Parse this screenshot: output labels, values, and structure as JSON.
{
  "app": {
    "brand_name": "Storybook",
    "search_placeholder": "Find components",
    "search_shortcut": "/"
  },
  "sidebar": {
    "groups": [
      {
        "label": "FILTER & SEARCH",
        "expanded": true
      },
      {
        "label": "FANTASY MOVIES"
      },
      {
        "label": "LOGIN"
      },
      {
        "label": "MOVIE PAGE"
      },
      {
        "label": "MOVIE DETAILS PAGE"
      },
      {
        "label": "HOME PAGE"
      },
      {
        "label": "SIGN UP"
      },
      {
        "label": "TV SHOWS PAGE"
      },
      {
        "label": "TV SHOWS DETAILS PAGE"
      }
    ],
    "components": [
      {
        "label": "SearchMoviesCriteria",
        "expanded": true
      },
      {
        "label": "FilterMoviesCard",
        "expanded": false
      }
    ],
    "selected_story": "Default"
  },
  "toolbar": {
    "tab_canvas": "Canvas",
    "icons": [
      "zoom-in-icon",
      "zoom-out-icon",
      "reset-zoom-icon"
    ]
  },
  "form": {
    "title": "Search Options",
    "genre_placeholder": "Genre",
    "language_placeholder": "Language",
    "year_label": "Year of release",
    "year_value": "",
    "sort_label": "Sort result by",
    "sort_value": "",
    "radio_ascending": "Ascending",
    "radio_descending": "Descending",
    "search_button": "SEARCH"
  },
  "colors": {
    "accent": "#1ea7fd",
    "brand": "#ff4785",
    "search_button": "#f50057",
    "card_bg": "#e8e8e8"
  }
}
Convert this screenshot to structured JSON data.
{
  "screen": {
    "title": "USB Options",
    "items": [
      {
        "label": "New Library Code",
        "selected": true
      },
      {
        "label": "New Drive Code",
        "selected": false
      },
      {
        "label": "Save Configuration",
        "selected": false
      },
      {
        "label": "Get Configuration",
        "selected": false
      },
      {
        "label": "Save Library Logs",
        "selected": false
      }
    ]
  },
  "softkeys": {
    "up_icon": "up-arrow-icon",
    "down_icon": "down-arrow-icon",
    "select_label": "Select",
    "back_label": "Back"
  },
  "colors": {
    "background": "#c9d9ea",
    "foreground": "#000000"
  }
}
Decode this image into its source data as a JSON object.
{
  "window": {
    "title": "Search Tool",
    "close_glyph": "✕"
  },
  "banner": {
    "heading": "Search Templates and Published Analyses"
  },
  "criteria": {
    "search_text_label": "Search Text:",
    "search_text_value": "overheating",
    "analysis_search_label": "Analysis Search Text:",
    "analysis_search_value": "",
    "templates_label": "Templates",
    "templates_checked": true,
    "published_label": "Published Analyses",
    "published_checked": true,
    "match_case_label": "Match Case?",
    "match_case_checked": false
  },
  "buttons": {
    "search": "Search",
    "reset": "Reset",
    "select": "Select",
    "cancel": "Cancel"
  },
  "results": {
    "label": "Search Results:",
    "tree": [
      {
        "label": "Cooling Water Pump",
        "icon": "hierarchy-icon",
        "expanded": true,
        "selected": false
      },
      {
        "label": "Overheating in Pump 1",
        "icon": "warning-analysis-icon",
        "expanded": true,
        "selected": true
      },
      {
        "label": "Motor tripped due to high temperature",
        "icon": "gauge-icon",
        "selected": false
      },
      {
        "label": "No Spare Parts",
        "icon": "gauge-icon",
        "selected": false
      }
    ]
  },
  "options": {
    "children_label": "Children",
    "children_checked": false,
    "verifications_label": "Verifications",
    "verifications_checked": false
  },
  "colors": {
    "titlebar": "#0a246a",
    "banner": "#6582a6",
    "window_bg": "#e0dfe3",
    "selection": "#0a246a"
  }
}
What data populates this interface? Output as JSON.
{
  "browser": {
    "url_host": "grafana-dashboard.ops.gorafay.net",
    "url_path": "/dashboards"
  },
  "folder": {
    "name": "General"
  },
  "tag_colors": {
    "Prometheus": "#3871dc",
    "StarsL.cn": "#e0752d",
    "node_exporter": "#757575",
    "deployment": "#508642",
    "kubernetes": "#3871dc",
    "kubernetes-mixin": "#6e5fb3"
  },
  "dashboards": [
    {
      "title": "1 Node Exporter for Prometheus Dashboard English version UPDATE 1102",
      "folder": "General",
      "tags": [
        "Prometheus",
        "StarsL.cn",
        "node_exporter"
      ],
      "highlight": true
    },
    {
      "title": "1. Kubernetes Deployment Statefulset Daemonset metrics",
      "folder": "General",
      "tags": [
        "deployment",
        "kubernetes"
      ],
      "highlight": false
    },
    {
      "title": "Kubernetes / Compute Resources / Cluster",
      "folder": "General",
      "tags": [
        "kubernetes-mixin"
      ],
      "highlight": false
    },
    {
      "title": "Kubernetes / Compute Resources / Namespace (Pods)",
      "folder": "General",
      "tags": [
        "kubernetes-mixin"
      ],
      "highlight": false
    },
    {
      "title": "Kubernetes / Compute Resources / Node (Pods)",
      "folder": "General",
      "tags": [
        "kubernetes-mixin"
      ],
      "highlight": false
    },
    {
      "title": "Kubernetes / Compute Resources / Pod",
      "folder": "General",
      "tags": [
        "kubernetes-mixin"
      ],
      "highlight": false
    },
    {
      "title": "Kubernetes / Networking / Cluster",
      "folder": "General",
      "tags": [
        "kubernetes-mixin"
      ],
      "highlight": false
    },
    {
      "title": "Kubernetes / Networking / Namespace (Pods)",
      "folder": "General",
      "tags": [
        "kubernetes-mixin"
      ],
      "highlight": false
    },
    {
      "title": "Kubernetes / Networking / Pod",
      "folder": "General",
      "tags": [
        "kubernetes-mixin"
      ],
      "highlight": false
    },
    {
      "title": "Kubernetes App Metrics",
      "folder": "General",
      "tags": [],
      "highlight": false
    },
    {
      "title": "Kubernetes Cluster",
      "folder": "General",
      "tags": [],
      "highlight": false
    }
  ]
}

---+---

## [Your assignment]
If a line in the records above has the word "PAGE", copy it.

## [Answer]
        "label": "MOVIE PAGE"
        "label": "MOVIE DETAILS PAGE"
        "label": "HOME PAGE"
        "label": "TV SHOWS PAGE"
        "label": "TV SHOWS DETAILS PAGE"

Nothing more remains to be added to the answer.